Out of Sight
Pattinson followed up Romantic with Out of Sight, another romantic comedy about love and loss, starring Kate Winslet and Jim Belushi. Much like his previous film, Out of Sight is based on a Shakespeare play, this time around it is Hamlet. In the film, a reclusive and melancholic writer (Belushi) hides out in an apartment above a Brooklyn coffee shop that he secretly runs. The film also stars Diane Lane, Leonardo DiCaprio, and Marisa Tomei. Winslet starred in both of Pattinson’s previous films, but she is not involved in this latest project, instead lending her talent as an actor for the film. The film received mixed reviews and underperformed at the box office, grossing just £6.8 million (US$9.1 million) on its opening weekend in the United Kingdom. While it did enjoy an international release, it did not perform well in Japan, where it was not released until after its North American premiere.
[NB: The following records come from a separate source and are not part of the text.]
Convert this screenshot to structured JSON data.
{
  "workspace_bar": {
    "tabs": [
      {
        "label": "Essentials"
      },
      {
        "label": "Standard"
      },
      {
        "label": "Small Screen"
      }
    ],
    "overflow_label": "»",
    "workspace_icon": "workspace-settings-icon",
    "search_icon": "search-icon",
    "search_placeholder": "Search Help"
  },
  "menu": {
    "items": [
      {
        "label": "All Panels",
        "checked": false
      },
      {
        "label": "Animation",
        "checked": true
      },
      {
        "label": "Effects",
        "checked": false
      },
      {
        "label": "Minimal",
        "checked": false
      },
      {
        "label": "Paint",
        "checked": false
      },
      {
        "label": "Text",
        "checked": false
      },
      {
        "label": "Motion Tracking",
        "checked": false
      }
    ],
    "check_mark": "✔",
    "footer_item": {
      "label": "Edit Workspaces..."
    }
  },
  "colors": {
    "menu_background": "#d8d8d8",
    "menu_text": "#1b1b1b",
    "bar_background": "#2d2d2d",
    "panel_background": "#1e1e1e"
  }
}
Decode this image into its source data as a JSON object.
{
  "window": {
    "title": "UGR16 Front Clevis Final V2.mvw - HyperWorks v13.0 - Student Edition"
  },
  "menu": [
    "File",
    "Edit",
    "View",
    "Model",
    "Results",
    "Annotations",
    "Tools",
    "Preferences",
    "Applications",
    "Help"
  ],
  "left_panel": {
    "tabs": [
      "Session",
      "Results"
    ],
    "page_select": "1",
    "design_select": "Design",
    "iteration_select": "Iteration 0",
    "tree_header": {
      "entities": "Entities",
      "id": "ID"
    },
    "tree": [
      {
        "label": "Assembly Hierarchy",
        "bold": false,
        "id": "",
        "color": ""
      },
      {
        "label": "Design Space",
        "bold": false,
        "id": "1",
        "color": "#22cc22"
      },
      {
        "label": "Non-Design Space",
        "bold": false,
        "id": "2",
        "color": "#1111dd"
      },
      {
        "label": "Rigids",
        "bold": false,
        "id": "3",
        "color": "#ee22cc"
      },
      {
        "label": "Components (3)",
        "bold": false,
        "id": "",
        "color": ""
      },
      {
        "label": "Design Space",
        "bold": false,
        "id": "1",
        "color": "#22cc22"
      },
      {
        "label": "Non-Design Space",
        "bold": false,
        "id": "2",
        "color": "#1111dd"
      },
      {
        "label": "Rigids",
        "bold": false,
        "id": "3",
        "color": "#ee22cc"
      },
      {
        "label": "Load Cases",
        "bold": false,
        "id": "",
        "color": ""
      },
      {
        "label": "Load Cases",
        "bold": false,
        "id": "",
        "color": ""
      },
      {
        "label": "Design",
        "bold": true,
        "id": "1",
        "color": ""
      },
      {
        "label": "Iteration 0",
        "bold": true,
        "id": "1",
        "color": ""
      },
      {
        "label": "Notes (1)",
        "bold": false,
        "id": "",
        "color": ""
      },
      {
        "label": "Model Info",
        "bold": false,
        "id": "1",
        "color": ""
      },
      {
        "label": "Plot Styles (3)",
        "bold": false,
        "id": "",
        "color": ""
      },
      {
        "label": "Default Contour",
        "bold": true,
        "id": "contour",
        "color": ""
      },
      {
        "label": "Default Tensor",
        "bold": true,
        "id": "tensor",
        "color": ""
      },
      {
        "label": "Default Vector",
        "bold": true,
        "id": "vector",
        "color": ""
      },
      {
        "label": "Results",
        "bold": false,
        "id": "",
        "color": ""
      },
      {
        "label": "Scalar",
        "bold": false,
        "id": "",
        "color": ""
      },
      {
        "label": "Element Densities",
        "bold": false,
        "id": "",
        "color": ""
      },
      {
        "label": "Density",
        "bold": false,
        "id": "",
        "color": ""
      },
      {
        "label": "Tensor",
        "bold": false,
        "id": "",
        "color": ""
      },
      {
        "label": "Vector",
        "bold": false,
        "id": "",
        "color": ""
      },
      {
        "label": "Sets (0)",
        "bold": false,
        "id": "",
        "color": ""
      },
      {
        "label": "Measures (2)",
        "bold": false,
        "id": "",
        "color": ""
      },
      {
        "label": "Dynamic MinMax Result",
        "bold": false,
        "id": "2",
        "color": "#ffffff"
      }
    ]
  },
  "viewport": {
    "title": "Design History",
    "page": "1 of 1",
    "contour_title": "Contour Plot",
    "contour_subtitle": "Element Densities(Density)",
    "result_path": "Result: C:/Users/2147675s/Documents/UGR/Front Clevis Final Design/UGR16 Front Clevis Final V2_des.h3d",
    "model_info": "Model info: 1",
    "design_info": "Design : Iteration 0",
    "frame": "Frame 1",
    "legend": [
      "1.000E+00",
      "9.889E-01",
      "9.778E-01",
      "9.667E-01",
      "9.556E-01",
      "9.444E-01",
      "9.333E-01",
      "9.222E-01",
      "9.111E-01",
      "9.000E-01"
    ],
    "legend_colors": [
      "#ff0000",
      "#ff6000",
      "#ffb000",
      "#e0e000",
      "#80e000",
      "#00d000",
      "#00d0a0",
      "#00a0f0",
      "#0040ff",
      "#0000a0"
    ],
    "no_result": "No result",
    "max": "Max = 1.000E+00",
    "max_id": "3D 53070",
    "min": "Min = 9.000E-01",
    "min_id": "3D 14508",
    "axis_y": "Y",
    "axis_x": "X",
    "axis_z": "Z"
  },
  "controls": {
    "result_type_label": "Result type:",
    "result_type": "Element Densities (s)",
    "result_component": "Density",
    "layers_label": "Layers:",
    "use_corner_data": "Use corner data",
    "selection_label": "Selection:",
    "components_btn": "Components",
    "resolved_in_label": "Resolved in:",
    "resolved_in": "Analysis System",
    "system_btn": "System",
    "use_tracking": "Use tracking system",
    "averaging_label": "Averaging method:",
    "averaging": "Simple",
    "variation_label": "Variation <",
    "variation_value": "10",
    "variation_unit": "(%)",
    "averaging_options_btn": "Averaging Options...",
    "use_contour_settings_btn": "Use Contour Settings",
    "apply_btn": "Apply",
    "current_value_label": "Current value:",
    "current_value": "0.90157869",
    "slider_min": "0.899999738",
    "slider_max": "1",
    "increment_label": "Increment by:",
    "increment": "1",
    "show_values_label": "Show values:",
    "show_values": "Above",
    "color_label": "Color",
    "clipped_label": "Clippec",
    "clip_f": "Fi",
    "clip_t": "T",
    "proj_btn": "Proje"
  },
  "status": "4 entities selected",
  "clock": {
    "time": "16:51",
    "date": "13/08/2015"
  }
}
It was the final film that Belushi would make before his death in 2010. After his passing, Winslet said that she would not work with Pattinson again, insisting that she would rather “break a leg” than collaborate with him, and that his humor did not translate well to the big screen.